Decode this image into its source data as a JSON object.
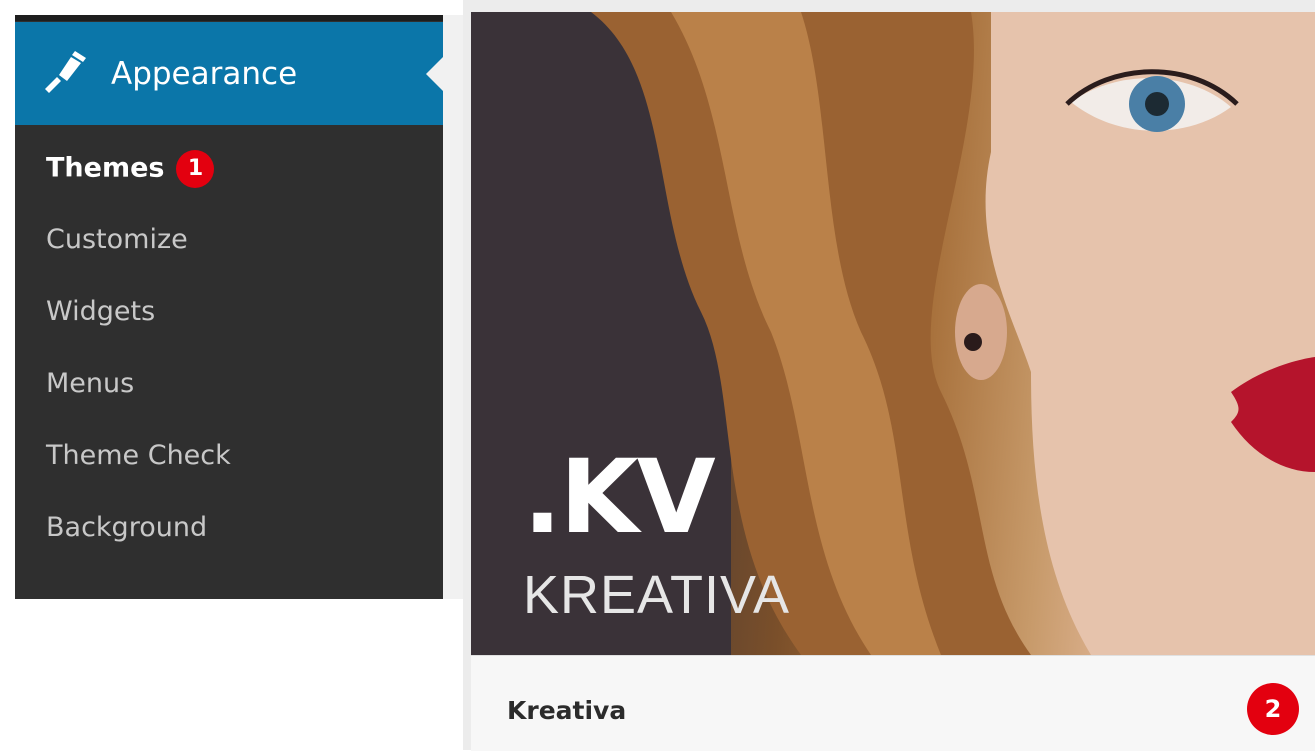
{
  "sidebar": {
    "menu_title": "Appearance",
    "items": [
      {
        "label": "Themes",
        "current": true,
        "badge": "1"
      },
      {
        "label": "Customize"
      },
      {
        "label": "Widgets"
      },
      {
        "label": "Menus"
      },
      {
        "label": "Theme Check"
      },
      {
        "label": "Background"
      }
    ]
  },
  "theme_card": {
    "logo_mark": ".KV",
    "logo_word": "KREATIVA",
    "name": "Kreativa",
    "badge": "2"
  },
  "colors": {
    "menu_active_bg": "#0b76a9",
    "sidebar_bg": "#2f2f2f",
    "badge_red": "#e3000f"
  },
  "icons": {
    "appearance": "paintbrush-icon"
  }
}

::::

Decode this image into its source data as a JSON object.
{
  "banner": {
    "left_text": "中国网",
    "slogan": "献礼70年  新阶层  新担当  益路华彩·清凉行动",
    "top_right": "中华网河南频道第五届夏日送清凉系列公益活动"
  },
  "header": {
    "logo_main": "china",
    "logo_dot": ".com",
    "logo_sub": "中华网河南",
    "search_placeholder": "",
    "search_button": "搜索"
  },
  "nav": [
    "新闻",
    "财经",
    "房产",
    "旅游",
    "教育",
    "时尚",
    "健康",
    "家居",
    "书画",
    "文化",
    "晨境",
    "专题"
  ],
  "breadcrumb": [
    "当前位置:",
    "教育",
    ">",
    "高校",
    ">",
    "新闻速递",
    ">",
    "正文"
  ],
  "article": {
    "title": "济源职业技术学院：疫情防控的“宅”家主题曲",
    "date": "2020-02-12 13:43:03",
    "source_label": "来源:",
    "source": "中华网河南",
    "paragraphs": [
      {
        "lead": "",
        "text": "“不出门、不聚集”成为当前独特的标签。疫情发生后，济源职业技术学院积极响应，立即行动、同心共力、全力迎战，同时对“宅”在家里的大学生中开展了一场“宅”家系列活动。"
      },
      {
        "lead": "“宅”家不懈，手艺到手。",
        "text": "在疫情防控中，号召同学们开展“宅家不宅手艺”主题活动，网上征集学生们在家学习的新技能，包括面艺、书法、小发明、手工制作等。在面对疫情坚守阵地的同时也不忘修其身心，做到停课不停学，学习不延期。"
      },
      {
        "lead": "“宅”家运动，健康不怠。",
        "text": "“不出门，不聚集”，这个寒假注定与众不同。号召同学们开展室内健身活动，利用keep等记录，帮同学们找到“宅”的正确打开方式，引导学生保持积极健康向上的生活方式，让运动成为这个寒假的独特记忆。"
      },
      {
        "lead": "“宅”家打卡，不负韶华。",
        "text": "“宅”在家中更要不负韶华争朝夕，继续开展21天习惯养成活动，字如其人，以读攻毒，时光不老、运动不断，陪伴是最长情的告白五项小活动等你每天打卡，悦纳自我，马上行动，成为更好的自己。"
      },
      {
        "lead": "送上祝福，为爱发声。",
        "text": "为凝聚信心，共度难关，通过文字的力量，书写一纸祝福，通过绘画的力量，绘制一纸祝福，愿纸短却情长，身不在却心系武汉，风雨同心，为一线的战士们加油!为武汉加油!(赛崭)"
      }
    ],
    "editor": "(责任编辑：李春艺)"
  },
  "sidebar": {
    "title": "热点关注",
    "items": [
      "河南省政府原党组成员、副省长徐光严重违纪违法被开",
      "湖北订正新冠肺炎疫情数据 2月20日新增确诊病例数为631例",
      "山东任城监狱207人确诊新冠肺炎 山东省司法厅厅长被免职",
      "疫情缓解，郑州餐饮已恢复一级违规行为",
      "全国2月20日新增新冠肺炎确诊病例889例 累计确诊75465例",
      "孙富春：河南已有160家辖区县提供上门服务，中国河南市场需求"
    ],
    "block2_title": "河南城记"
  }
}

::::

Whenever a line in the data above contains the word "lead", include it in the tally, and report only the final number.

▸ Finished task: 5